District Court Will Not Require Ebay to Make Greater Effort to Police Trademark Infringers
By Jeff Gritton — Edited by Joshua Gruenspecht
Tiffany, Inc. v. eBay, Inc.
S.D.N.Y., July 14, 2008, No. 04 Civ. 4607
First Circuit, June 18th, 2008, Nos. 07-2078, 07-2246
On July 14, the Southern District of New York denied Tiffany’s claims of direct and contributory trademark infringement against eBay. The court agreed with eBay that, as a legitimate seller of Tiffany goods, the online auctioneer had the right to use the Tiffany marks under the nominative fair use doctrine. It also rejected Tiffany’s demand that eBay be held jointly and severally liable for sales made on eBay.com by third parties.

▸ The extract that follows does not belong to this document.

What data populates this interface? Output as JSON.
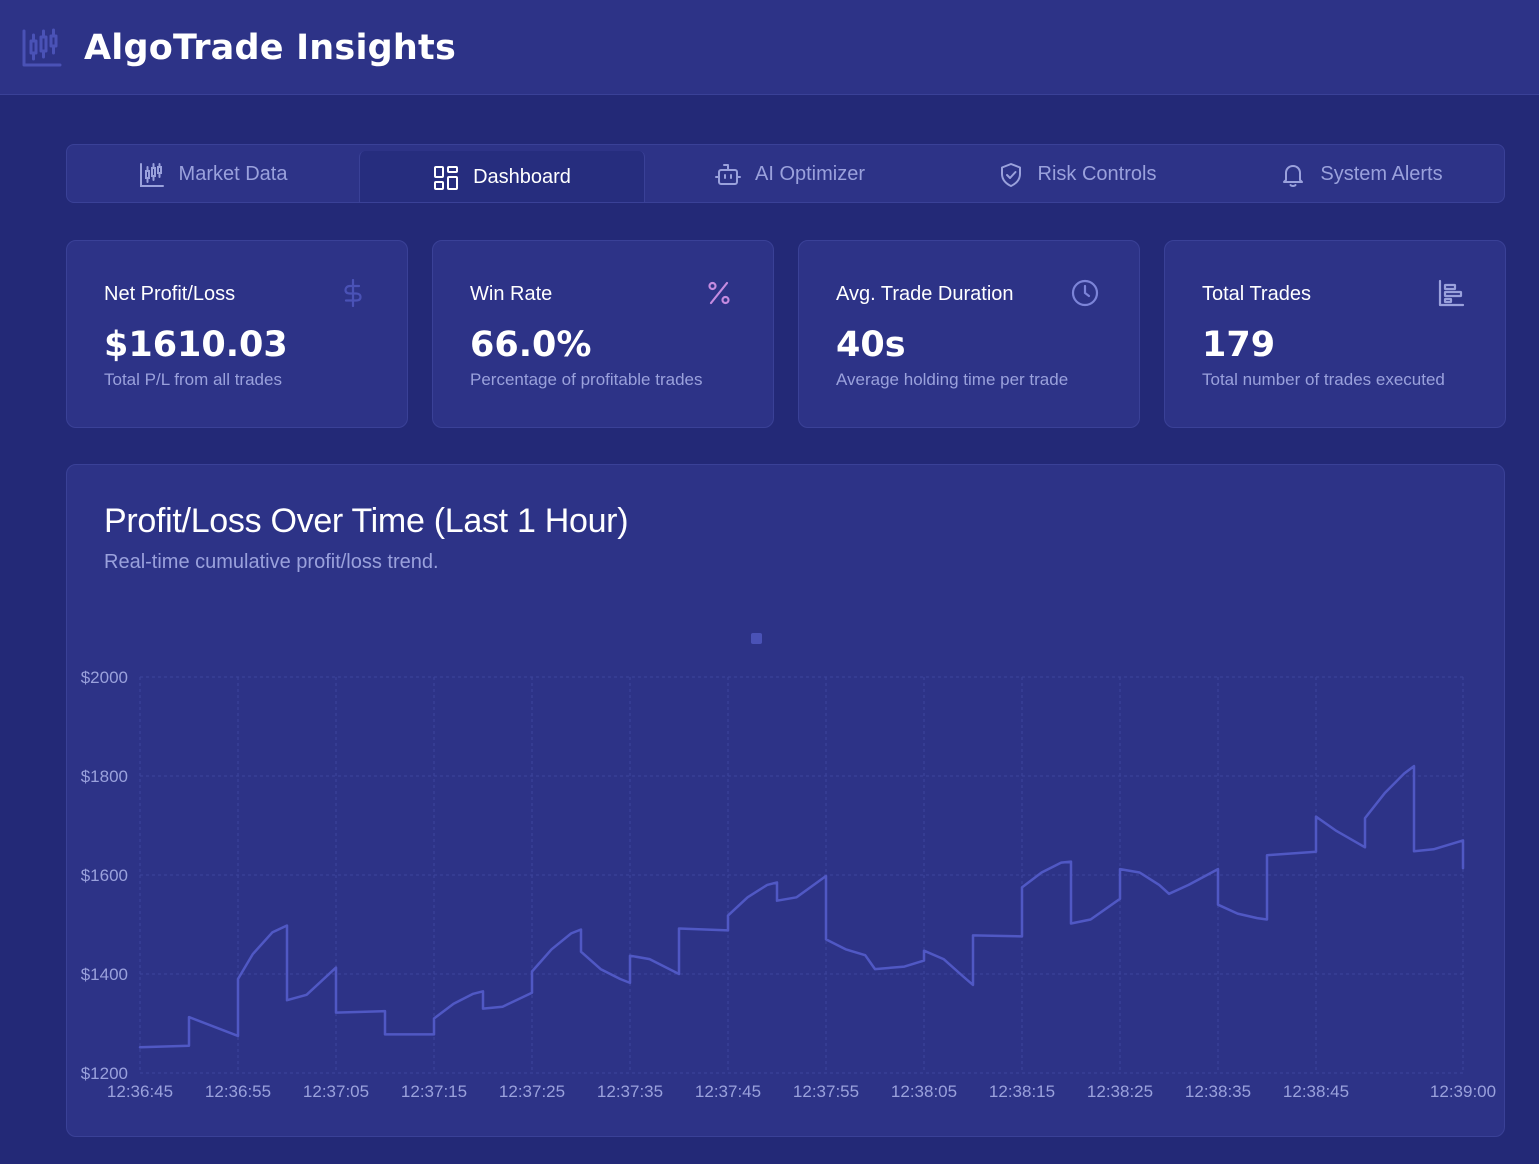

Tiffany instigated this suit against eBay after its research showed that the majority of claimed Tiffany products for sale on eBay were counterfeit. While eBay provided reporting services for both users and trademark holders to notify its fraud division of counterfeit items, Tiffany had requested a more proactive solution: removal of all sellers placing five or more Tiffany items up for sale and suspension of the use of the Tiffany mark on the eBay site and in eBay advertising.

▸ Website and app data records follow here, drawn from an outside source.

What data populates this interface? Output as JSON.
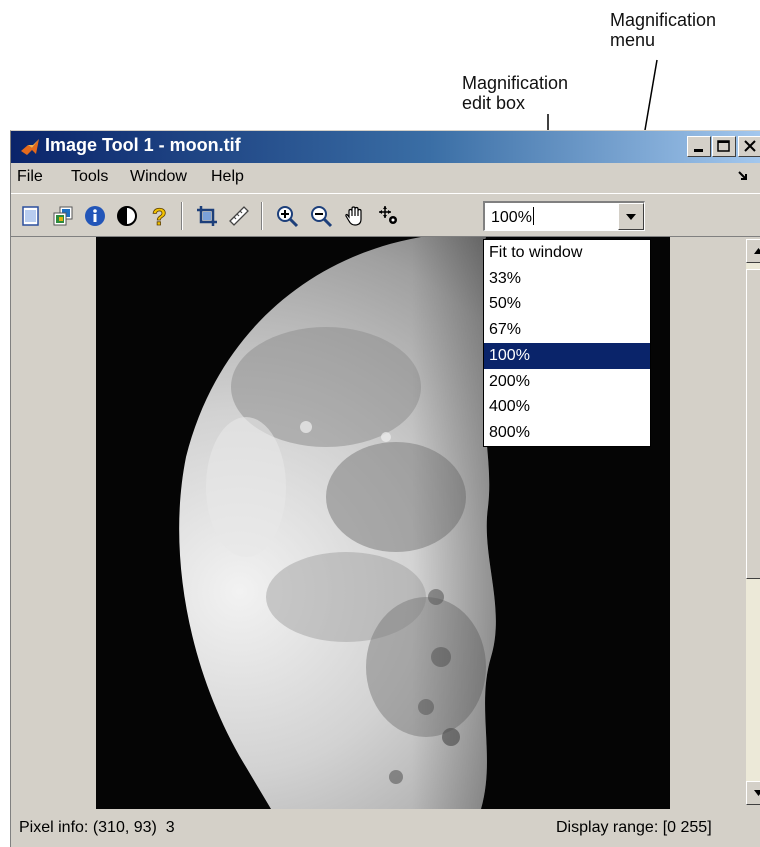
{
  "annotations": {
    "magnification_menu": [
      "Magnification",
      "menu"
    ],
    "magnification_edit_box": [
      "Magnification",
      "edit box"
    ]
  },
  "window": {
    "title": "Image Tool 1 - moon.tif"
  },
  "menubar": {
    "items": [
      "File",
      "Tools",
      "Window",
      "Help"
    ]
  },
  "toolbar": {
    "icons": [
      "new-figure-icon",
      "image-info-overview-icon",
      "info-icon",
      "contrast-icon",
      "help-icon",
      "crop-icon",
      "measure-distance-icon",
      "zoom-in-icon",
      "zoom-out-icon",
      "pan-hand-icon",
      "pixel-region-icon"
    ],
    "magnification_value": "100%"
  },
  "magnification_menu": {
    "options": [
      "Fit to window",
      "33%",
      "50%",
      "67%",
      "100%",
      "200%",
      "400%",
      "800%"
    ],
    "selected": "100%"
  },
  "statusbar": {
    "pixel_info": "Pixel info: (310, 93)  3",
    "display_range": "Display range: [0 255]"
  },
  "colors": {
    "title_gradient_start": "#0a246a",
    "menu_selection": "#0a246a",
    "chrome": "#d4d0c8"
  }
}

Brad Stone at the New York Times notes that courts in two prior international cases brought by luxury brands (Rolex in Germany and Louis Vuitton in France) had ruled against eBay. The divergent opinions may pose a challenge to eBay’s operation of a single global marketplace.